The flush pump increases the tool's drawing power on the target sample fluids, thus reducing the time to obtain a good sample. Decreasing the time spent measuring fluid properties decreases the costs of the overall drilling operation as rig time is very expensive. The flush pump system also ensures cleaner sample fluids. Further, the system provides an efficient way to bottle, store and identify sample fluids.
In another embodiment, seen in FIG. 20, an alternative section of probe collar 1050 includes a first probe 1052 and a second probe 1054. The probes 1052, 1054 may include any of the various probes consistent with the teachings herein.

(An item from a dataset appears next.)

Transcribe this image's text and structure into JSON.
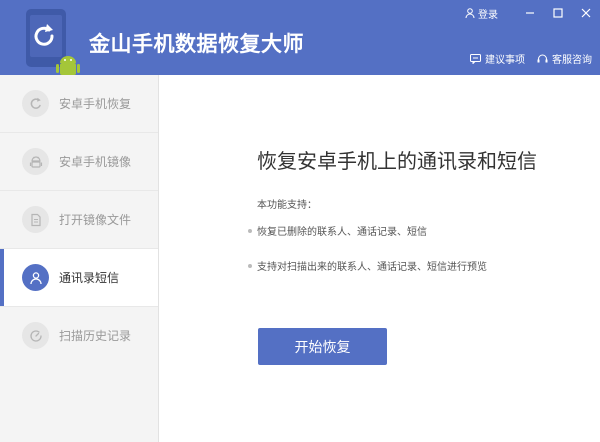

While specific embodiments have been shown and described, modifications can be made by one skilled in the art without departing from the spirit or teaching of this invention. The embodiments as described are exemplary only and are not limiting. Many variations and modifications are possible and are within the scope of the invention. Accordingly, the scope of protection is not limited to the embodiments described, but is only limited by the claims that follow, the scope of which shall include all equivalents of the subject matter of the claims.